ENTRIES PROVIDED:
• • • •
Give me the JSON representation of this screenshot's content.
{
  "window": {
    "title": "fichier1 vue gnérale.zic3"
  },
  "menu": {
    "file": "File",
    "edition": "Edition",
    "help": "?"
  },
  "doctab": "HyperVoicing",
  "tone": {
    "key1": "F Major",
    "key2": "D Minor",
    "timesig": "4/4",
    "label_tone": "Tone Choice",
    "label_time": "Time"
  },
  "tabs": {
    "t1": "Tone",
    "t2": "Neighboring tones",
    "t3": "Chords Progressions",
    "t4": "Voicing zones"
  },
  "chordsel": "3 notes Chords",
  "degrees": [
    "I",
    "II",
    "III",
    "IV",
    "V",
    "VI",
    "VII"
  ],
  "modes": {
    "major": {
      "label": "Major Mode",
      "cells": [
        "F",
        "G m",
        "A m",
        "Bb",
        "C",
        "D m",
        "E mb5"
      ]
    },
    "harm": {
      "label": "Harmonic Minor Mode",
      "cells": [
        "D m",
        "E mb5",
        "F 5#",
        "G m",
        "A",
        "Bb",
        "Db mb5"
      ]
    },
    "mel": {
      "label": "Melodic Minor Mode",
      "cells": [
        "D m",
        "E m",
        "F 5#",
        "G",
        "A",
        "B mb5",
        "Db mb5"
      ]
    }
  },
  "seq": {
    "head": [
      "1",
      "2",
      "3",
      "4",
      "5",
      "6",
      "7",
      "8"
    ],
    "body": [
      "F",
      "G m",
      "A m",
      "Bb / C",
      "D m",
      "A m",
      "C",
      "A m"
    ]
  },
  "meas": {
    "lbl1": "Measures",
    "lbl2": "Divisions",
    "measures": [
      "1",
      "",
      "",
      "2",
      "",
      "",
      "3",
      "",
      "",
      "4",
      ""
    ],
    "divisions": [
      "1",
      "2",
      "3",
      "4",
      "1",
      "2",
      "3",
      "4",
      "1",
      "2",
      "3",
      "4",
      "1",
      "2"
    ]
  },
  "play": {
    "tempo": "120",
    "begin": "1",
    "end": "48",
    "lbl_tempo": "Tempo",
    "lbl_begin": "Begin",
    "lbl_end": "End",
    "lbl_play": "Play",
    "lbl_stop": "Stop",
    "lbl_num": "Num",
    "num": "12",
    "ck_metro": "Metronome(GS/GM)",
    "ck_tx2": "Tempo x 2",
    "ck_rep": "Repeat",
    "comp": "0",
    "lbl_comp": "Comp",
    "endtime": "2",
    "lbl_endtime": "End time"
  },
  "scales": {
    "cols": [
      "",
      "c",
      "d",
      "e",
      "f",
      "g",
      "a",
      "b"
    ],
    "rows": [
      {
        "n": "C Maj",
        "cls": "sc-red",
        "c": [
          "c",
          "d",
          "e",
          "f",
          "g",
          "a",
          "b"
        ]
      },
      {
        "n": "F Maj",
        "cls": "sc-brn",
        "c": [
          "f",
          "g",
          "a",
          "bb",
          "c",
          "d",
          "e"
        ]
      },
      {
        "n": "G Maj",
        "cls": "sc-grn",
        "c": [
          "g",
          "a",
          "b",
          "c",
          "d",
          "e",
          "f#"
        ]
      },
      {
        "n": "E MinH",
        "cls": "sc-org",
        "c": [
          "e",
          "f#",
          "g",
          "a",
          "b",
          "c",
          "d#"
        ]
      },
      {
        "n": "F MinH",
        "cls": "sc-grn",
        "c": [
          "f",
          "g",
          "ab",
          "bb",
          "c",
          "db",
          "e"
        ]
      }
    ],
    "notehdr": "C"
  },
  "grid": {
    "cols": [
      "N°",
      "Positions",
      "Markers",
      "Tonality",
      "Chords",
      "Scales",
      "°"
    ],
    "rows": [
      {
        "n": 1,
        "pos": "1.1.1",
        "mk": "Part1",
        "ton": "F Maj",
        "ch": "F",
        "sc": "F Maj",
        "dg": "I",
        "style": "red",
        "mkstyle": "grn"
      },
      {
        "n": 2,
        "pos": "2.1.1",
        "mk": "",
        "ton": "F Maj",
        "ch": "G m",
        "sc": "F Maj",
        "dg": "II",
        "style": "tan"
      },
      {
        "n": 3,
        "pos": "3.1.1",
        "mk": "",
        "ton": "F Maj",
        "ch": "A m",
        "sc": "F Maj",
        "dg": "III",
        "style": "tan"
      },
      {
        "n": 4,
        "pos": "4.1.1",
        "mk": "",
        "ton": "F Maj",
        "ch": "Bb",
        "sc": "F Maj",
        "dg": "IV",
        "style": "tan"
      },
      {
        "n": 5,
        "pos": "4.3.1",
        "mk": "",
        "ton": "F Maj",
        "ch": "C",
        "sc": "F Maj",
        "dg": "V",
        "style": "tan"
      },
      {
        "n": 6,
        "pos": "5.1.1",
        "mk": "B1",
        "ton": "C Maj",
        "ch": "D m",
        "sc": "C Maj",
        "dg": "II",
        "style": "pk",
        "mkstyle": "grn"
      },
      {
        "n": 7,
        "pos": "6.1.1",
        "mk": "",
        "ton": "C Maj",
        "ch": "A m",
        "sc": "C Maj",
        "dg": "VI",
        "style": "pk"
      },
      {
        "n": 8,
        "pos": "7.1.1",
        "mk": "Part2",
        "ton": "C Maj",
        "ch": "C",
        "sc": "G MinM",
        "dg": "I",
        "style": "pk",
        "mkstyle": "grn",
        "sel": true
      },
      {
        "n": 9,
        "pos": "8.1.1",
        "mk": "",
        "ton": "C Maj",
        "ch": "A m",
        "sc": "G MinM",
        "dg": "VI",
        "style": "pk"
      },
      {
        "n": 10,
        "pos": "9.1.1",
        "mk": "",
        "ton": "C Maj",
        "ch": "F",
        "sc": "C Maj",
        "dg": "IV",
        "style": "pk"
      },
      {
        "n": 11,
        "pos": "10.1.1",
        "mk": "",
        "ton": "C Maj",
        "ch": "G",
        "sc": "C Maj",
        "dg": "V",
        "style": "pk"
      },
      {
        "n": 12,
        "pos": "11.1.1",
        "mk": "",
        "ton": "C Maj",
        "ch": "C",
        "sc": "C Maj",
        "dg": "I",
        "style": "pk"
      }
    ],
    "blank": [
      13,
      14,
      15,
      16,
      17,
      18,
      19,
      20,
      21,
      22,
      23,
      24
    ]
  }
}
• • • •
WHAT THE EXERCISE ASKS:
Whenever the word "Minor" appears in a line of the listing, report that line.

WRITTEN SOLUTION:
    "key2": "D Minor",
      "label": "Harmonic Minor Mode",
      "label": "Melodic Minor Mode",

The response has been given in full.